(Exercise objective)
Every line of the data should be retyped with no difference from the original.
----
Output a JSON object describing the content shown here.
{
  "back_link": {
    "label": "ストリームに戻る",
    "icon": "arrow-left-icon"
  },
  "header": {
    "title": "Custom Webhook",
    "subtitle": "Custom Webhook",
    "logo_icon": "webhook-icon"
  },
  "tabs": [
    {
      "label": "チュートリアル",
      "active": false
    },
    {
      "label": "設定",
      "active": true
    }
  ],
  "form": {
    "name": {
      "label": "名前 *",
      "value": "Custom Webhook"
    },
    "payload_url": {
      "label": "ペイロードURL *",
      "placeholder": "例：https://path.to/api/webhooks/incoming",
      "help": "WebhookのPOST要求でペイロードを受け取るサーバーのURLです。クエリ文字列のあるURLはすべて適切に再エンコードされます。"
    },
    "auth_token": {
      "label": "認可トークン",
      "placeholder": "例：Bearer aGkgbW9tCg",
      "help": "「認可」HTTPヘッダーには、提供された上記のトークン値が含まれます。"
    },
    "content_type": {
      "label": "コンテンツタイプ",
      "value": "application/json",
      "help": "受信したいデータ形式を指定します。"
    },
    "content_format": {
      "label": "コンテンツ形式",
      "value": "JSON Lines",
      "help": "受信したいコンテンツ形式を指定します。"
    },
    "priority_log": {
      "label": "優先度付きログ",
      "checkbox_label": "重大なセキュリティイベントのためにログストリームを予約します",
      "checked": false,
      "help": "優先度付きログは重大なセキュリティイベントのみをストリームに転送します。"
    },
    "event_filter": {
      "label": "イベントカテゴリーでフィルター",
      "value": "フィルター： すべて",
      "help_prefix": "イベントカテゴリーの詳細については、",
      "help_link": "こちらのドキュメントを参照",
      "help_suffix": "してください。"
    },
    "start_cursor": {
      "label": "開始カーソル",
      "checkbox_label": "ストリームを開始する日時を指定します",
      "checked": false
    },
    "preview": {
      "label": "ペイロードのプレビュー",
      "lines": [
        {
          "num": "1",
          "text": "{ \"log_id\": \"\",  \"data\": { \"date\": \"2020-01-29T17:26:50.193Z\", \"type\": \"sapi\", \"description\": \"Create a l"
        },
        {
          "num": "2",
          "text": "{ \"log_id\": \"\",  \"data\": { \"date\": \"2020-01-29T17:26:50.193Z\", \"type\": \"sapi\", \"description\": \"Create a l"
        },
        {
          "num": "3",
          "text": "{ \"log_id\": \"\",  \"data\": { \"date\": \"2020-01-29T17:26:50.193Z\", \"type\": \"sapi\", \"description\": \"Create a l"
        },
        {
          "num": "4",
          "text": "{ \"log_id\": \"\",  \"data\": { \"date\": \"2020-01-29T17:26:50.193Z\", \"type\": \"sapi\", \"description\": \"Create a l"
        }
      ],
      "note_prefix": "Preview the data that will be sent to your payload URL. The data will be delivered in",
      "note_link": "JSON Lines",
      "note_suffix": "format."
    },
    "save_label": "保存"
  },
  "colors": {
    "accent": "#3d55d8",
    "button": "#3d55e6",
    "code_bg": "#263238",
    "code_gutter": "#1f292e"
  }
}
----
(Task solution)
Output a JSON object describing the content shown here.
{
  "back_link": {
    "label": "ストリームに戻る",
    "icon": "arrow-left-icon"
  },
  "header": {
    "title": "Custom Webhook",
    "subtitle": "Custom Webhook",
    "logo_icon": "webhook-icon"
  },
  "tabs": [
    {
      "label": "チュートリアル",
      "active": false
    },
    {
      "label": "設定",
      "active": true
    }
  ],
  "form": {
    "name": {
      "label": "名前 *",
      "value": "Custom Webhook"
    },
    "payload_url": {
      "label": "ペイロードURL *",
      "placeholder": "例：https://path.to/api/webhooks/incoming",
      "help": "WebhookのPOST要求でペイロードを受け取るサーバーのURLです。クエリ文字列のあるURLはすべて適切に再エンコードされます。"
    },
    "auth_token": {
      "label": "認可トークン",
      "placeholder": "例：Bearer aGkgbW9tCg",
      "help": "「認可」HTTPヘッダーには、提供された上記のトークン値が含まれます。"
    },
    "content_type": {
      "label": "コンテンツタイプ",
      "value": "application/json",
      "help": "受信したいデータ形式を指定します。"
    },
    "content_format": {
      "label": "コンテンツ形式",
      "value": "JSON Lines",
      "help": "受信したいコンテンツ形式を指定します。"
    },
    "priority_log": {
      "label": "優先度付きログ",
      "checkbox_label": "重大なセキュリティイベントのためにログストリームを予約します",
      "checked": false,
      "help": "優先度付きログは重大なセキュリティイベントのみをストリームに転送します。"
    },
    "event_filter": {
      "label": "イベントカテゴリーでフィルター",
      "value": "フィルター： すべて",
      "help_prefix": "イベントカテゴリーの詳細については、",
      "help_link": "こちらのドキュメントを参照",
      "help_suffix": "してください。"
    },
    "start_cursor": {
      "label": "開始カーソル",
      "checkbox_label": "ストリームを開始する日時を指定します",
      "checked": false
    },
    "preview": {
      "label": "ペイロードのプレビュー",
      "lines": [
        {
          "num": "1",
          "text": "{ \"log_id\": \"\",  \"data\": { \"date\": \"2020-01-29T17:26:50.193Z\", \"type\": \"sapi\", \"description\": \"Create a l"
        },
        {
          "num": "2",
          "text": "{ \"log_id\": \"\",  \"data\": { \"date\": \"2020-01-29T17:26:50.193Z\", \"type\": \"sapi\", \"description\": \"Create a l"
        },
        {
          "num": "3",
          "text": "{ \"log_id\": \"\",  \"data\": { \"date\": \"2020-01-29T17:26:50.193Z\", \"type\": \"sapi\", \"description\": \"Create a l"
        },
        {
          "num": "4",
          "text": "{ \"log_id\": \"\",  \"data\": { \"date\": \"2020-01-29T17:26:50.193Z\", \"type\": \"sapi\", \"description\": \"Create a l"
        }
      ],
      "note_prefix": "Preview the data that will be sent to your payload URL. The data will be delivered in",
      "note_link": "JSON Lines",
      "note_suffix": "format."
    },
    "save_label": "保存"
  },
  "colors": {
    "accent": "#3d55d8",
    "button": "#3d55e6",
    "code_bg": "#263238",
    "code_gutter": "#1f292e"
  }
}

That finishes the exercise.